So many things are going on all at once with the work on Renegade that I’m not sure where to start. I know had I kept up that it wouldn’t be so difficult to try and play catch up. But that’s the story of my life and I guess if I sat around doing nothing all day then I would feel bad about it. That’s not the case at all for Dirk or me right now. Even the other tenants of the marina have taken note and stop by several times a day to see the progress, make small talk or ask if we ever take a break. Also since we are very close to the restaurant we have many people walking docks, looking at boats and it seems they always have questions about what we’re doing and where were heading. I don’t mind at all because I remember Dirk and I did exactly the same thing in the past.

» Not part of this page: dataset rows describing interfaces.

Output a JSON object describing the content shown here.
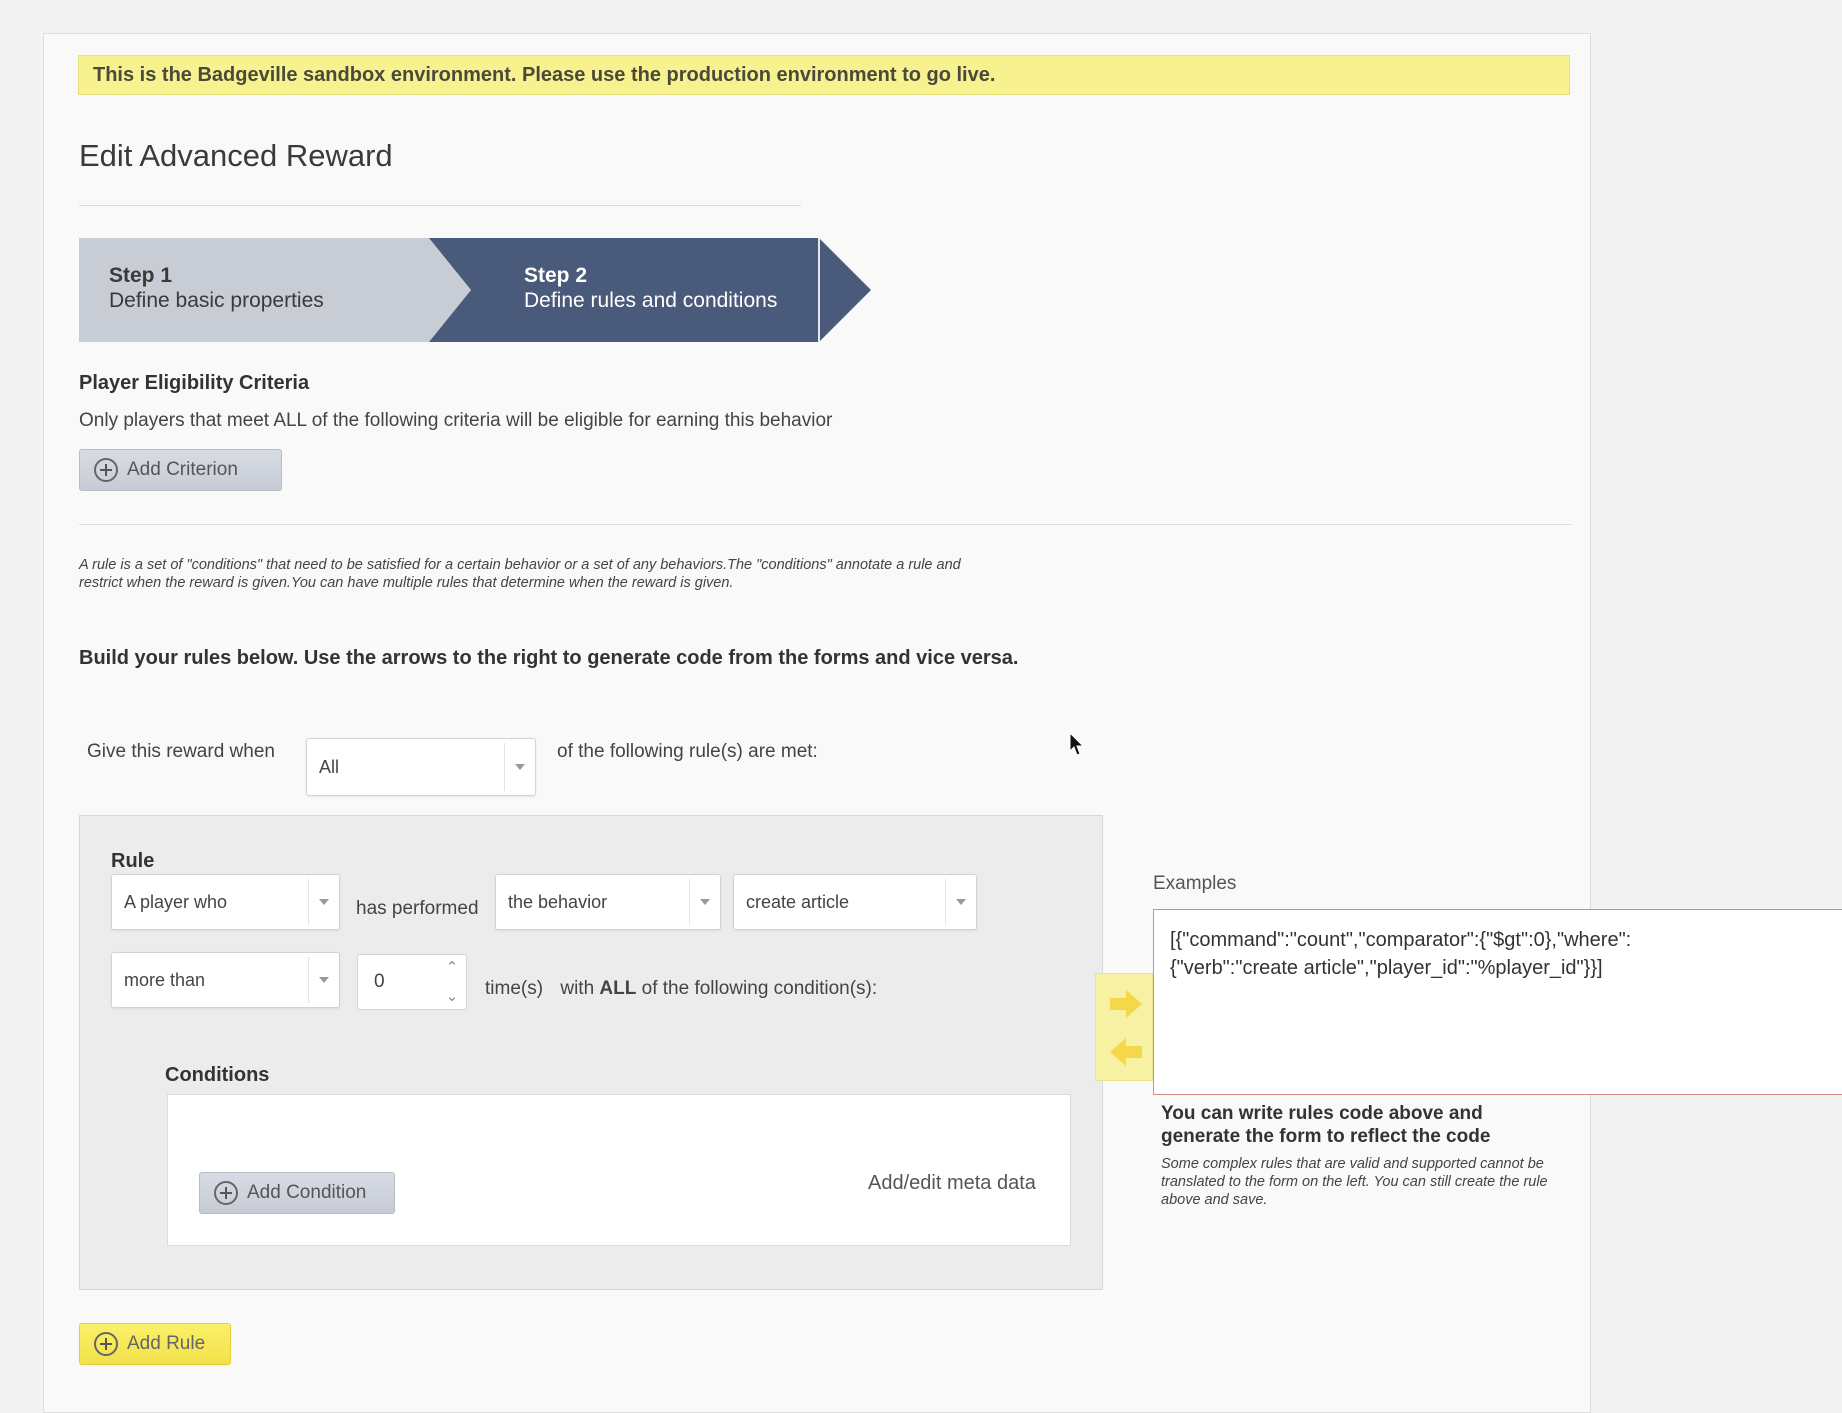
{
  "banner": "This is the Badgeville sandbox environment. Please use the production environment to go live.",
  "page_title": "Edit Advanced Reward",
  "wizard": {
    "steps": [
      {
        "number": "Step 1",
        "label": "Define basic properties"
      },
      {
        "number": "Step 2",
        "label": "Define rules and conditions"
      }
    ],
    "active_index": 1
  },
  "eligibility": {
    "heading": "Player Eligibility Criteria",
    "description": "Only players that meet ALL of the following criteria will be eligible for earning this behavior",
    "add_button": "Add Criterion"
  },
  "rules_intro": {
    "description": "A rule is a set of \"conditions\" that need to be satisfied for a certain behavior or a set of any behaviors.The \"conditions\" annotate a rule and restrict when the reward is given.You can have multiple rules that determine when the reward is given.",
    "heading": "Build your rules below. Use the arrows to the right to generate code from the forms and vice versa."
  },
  "reward_when": {
    "prefix": "Give this reward when",
    "selected": "All",
    "suffix": "of the following rule(s) are met:"
  },
  "rule": {
    "title": "Rule",
    "subject_select": "A player who",
    "verb_text": "has performed",
    "target_select": "the behavior",
    "behavior_select": "create article",
    "comparator_select": "more than",
    "count_value": "0",
    "times_text": "time(s)",
    "with_text": "with",
    "all_text": "ALL",
    "conditions_suffix": "of the following condition(s):",
    "conditions_title": "Conditions",
    "add_condition_button": "Add Condition",
    "meta_link": "Add/edit meta data"
  },
  "add_rule_button": "Add Rule",
  "examples": {
    "label": "Examples",
    "code_line1": "[{\"command\":\"count\",\"comparator\":{\"$gt\":0},\"where\":",
    "code_line2": "{\"verb\":\"create article\",\"player_id\":\"%player_id\"}}]",
    "note": "You can write rules code above and generate the form to reflect the code",
    "note_italic": "Some complex rules that are valid and supported cannot be translated to the form on the left. You can still create the rule above and save."
  },
  "colors": {
    "banner_bg": "#f7f28f",
    "step_inactive": "#c8ccd4",
    "step_active": "#4a5a7a",
    "arrow_yellow": "#f5d74a",
    "code_border": "#d38b8b"
  }
}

Ok, back to the task at hand and that is to fill you in on what has been occupying our days. We still have been scraping and sanding the decks in preparation of re caulking. I usually do the scraping and pulling out the old caulk and Dirk follows up with the sanding and caulking. Boy I tell you that caulking is one messy business and we decided to tackle a small area together one day. Due to the drying time you must pull the tape off at a precise time. Not too soon as you will drag the mess everywhere and not too late as you start tearing your tape apart as it is drying under the caulk. All the while the wind is blowing and you have wet ribbons of painters tape blowing about threatening anything you don’t want to get it on, which is everything. You end up getting it stuck all over your hands which in turn gets all over everything you swore you didn’t touch. We found a product to remove it from our skin which works great but it has pumice in it and on the tender flesh of the arms and legs you leave nasty red patches. We have about concluded that if you end up stepping in it that there are several days needed before it wears off.
|Looking down on the back deck showing before cleaning and TeakGuard and after|
|Dorade Box with layers and layers of Cetol all cloudy, cracked and ugly|
|The back Transom with some progress made on the right side|
On the rainy days we have our projects that we have been tackling on the inside. When we first looked at Renegade we noticed that under the port settee there were what appeared to be two bar stool bases that support the settee in the down position. Raise up the settee seat and it becomes an extended bar top. While digging around we found the inserts to the bar stool bases but they had no seats on them. Dirk found some scrap lumber in the marinas second chance shelf and we found extra material in another cubby. Off to the fabric store, and I bought some foam for the seat and some quilt batting for extra cush. A couple hours later we had two seats installed and ready for use. We had decided to pull the big bulky table from here to open up the space so this bar makes a great place for us to have our meals when not on the deck.
|A few materials including, some old wood, extra material, foam and batting|
|The settee with the bulky table removed|
|Left side of the setee with the bar top up|
|Final product with the bar stools complete|
|Three of the batteries under the floor, you can see just how big they are with Dirk in the photo|
|Three of them installed and ready to get back to work|
Dirk also removed the old huge dinosaur of a television that we had in the salon. When they installed it they had to cut into the closet behind it as it extended through the bulkhead into the closet and took up some nice space. Once he had it finally free we found that it wouldn’t fit through the doorway and we ended up removing the forward hatch and heaving it up that way. We ended up donating it to the marina lounge although they don’t have cable here someone is trying to fish up an antenna. At least we are rid of it and we ended up getting a nice 24 inch flat panel and putting it on a swivel in its place. So now all the entertainment factors are taken care of for now.
|The new entertainment cabinet, with the X Box DVD player and stereo|
|All the pretty new rigging coiled and laid up on deck|
|That small black item at the top of the mast is Dirk|
|I zoomed in and Im sure he had to force that smile|
And believe it or not, our list continues on with some new toys that we purchased. Well not really toys but necessities that are, new to replace the old. Renegade came with a nice dinghy, nice in its day, but today it hangs like a wet noodle just about folded in two from the davits. She holds air about as well as those cheap beach floaties after a hard days use. So since she has sat deflated for so long all the trim pieces have come unglued and are hanging about. Dock master here said that it is one of the saddest looking dinghies he had ever seen. We concur….And to top it off the engine that sits proudly on her is older than Dirk and I. By now it’s considered an antique; just wish someone would pay an antique price for it. It’s a 1957 Montgomery Ward 12 horse engine and with just a little tinkering Dirk got it up and running. We keep trying to sell it with the condition; you must take the dinghy also. Hummmm, any takers?
|She holds her age well huh?|
|The old and new, the good, the bad, the ugly|
So seeing as we will need a reliable dinghy and engine, which is our car after all when we are cruising. We decided to purchase a 10’ 4” hard bottom AVON dinghy. And to go along with that we got a 15 horse Mercury engine. In the past we had the 9.9 and it did great getting on plane with just Dirk & I on board, but if we were loaded down with laundry, groceries, or another person, there was no way. It’s a bit skinnier then our last one but it has a nice compartment up front that will house the dinghy anchor and chain
|The new engine sitting on the engine mount with the engine lift attached|